Task requirements -> For each line below that includes the string "Treebank", show the whole line.

Dataset rows describing interfaces:
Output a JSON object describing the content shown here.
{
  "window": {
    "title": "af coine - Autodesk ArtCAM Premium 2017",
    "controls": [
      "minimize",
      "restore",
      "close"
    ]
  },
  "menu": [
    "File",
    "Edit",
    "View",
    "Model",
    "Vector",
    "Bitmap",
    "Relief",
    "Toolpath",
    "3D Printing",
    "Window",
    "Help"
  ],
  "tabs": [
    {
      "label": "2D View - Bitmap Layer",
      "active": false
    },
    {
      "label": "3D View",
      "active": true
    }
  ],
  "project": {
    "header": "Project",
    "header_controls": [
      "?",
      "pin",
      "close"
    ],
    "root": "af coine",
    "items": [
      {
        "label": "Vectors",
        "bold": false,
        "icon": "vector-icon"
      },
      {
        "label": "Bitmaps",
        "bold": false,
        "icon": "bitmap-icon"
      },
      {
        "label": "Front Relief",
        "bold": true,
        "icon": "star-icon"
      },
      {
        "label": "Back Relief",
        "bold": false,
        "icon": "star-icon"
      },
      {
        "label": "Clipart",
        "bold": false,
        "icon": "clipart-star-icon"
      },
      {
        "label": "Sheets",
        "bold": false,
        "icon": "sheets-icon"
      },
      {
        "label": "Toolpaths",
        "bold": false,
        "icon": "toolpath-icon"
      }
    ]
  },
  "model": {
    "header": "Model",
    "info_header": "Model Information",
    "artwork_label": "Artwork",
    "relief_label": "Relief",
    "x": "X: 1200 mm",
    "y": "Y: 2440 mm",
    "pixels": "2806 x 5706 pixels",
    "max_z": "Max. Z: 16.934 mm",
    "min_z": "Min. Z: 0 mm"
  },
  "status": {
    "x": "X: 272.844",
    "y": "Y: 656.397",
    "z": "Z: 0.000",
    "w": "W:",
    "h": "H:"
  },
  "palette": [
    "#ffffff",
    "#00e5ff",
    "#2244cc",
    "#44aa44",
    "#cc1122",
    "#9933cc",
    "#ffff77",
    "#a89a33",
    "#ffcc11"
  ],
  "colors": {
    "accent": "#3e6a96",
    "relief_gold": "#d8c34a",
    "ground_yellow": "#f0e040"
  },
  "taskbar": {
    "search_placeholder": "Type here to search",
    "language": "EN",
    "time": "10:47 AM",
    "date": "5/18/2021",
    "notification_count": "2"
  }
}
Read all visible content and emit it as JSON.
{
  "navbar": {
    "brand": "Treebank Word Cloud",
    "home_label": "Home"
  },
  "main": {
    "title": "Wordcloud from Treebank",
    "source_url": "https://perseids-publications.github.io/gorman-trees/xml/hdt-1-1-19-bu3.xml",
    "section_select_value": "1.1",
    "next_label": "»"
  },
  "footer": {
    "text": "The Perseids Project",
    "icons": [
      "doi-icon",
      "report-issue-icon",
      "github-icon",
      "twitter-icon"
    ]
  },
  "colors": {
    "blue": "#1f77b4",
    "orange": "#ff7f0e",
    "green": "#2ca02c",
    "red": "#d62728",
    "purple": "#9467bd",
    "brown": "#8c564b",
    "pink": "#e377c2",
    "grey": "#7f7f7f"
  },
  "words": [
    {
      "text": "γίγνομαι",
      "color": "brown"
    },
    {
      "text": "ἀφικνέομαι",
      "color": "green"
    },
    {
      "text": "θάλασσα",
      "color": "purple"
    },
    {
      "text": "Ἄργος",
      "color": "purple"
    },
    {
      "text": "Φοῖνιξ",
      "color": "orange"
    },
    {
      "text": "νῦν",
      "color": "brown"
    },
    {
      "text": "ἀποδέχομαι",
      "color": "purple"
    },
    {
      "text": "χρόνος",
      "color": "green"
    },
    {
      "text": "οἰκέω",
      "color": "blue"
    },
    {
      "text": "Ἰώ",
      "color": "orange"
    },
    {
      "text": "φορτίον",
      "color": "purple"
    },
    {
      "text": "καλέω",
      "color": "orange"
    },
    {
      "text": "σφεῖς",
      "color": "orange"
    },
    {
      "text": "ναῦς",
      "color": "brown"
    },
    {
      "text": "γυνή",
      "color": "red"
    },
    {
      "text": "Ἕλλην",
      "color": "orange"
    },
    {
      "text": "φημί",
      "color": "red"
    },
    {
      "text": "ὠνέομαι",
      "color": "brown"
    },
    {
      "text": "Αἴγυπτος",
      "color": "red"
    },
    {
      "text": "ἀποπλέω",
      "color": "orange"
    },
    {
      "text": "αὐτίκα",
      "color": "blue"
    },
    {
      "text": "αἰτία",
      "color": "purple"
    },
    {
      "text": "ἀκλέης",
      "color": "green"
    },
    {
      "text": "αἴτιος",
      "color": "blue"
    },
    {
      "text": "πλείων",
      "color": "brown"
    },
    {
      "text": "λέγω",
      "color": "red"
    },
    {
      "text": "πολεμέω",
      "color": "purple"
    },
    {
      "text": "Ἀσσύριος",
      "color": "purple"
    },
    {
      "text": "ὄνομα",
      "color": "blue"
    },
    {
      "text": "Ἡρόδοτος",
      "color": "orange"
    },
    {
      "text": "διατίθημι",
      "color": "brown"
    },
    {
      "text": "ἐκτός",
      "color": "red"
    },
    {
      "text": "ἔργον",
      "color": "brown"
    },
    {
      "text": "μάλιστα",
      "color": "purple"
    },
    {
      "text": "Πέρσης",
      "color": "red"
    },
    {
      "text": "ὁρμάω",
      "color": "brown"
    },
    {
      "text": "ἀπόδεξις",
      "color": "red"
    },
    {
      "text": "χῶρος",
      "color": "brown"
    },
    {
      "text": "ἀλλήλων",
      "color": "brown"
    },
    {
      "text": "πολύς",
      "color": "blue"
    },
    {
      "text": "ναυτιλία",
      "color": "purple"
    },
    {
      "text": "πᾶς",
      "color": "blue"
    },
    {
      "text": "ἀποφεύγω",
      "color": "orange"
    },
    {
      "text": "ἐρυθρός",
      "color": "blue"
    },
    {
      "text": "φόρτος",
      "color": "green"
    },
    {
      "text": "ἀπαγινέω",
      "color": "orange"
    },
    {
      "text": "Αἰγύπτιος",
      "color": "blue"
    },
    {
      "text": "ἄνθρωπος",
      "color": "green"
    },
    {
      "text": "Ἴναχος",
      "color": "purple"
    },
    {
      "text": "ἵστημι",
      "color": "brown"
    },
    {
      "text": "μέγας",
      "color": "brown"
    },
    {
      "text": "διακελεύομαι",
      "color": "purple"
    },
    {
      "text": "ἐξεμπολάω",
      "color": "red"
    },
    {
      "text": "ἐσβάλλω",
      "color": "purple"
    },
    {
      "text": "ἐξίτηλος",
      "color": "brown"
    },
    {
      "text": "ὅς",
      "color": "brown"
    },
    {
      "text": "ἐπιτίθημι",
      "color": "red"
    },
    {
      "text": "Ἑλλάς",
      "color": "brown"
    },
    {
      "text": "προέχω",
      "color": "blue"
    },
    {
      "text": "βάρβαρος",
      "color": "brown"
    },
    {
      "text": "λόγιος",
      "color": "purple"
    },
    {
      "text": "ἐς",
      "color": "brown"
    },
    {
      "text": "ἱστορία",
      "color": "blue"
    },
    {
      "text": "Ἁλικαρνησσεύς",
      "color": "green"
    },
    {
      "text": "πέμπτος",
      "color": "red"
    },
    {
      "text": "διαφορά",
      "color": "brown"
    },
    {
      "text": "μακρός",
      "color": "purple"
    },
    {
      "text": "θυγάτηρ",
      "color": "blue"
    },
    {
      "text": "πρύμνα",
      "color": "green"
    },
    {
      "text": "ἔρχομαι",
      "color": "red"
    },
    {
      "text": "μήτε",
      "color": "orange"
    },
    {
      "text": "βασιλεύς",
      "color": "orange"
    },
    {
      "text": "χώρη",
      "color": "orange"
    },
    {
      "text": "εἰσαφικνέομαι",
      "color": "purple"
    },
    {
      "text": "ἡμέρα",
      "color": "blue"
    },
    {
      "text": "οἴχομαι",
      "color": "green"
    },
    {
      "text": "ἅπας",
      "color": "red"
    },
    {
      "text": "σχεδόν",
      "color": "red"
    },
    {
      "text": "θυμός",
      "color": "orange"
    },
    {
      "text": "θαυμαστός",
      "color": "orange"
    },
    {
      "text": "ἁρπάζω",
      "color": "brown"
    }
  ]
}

Reply to the exercise ->
    "brand": "Treebank Word Cloud",
    "title": "Wordcloud from Treebank",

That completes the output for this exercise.